I’ll go out on a “social” limb here and say that companies with good career opportunities and good workplace culture are those that understand and embrace marketing and have smudged glass doors.
No need to scratch your heads, especially if you’re a job seeker. Let me explain.
First, take a look at their company career page. Wait, they don’t have one? Then move along unless there’s another professionally compelling reason for you to stay.
For the many that thankfully do, is there anything on the page beyond job listings that gives you an idea of company culture? Look at the people pictures on their website – do they look like real people who really work for the company and not pretty model stock photos? Are there any video testimonials from real people who really work for the company talking about what it’s like to really work there?
Really. Happy (passionate and hardworking) employees make for great employment branding, customer service and ultimately overall product/service brand marketing. That also means it should be a mobile and social-friendly site.
And have you reviewed the company LinkedIn profile so you can see who you may know in the company, even if it’s a 2nd degree contact you might be able to get introduced to? You should make the time to do this because it’s still about whom you know.
In fact, you should research those organizations you’re interested in via all your professional networks of choice and find out who you’re connected to directly and even indirectly and what it is they’re saying about company (or not saying).
Find out as much as you can about who influences the applicant-selection decisions and then do your best to connect with them and share your interest in said job/s. Don’t overwhelm the contacts you know (or don’t know), but don’t underwhelm them either by simply applying on the corporate career page (with the pretty model stock photos).
Not everybody you find is going to be happy about where they work or worked. In fact, we live between two worlds of business today – one where passionate Zappos love-zapped culture-centric companies focus on the internal and external customer and strive to create an emotional connection between product/service and consumer.
And then you’ve got the other one. The one we’ve been working in for a long, long time – the business as usual, non-transparent, top-down bureaucracy, one where customer inside and out usually run a slow second to productivity and profits.
The one with the better alignment and balance is the one who understands and embraces marketing and that emotional connection.

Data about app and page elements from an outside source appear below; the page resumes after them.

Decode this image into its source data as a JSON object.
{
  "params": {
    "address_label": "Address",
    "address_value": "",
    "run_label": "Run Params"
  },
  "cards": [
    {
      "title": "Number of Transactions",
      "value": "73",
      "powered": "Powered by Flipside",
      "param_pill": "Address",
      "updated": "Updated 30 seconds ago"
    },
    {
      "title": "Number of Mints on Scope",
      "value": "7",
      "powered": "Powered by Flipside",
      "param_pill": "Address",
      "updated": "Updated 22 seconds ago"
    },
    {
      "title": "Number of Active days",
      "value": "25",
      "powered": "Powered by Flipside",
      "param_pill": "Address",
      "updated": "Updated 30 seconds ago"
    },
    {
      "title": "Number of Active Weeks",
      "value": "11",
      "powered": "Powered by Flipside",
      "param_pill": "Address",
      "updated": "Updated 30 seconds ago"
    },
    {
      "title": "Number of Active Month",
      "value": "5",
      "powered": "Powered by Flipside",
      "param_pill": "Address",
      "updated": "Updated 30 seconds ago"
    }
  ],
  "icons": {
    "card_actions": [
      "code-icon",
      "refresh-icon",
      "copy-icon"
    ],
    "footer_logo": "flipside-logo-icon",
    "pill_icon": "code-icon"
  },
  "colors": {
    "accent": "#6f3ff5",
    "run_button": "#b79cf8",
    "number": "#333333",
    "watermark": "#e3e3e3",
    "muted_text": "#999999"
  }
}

Which brings me to the glass doors; use the site with this namesake for your company research – Glassdoor.com. Yes, we all want to see inside and understand what makes the companies we’re interested tick, and the quicker the better. Most job seekers don’t have a lot of time to do research and apply for the “good” companies, so the more transparent and real a company is, the easier the research and the targeting.
There’s no guarantee you’ll get the job and it’ll still come down to whom is the most qualified time and time again.
So one more thing that may help with your own marketing tipping point – the glass doors are two-way, so keep your online nose as clean as possible. You may have heard that hiring companies aren’t supposed to use the information they find about you in social media – but they do.
In fact, over 75% of recruiters and hiring managers always consider your social media presence in their hiring decisions, so it behooves you to keep your online noses clean.
Keep it real, but keep it clean, especially when you’re noses are pressed up against the glass.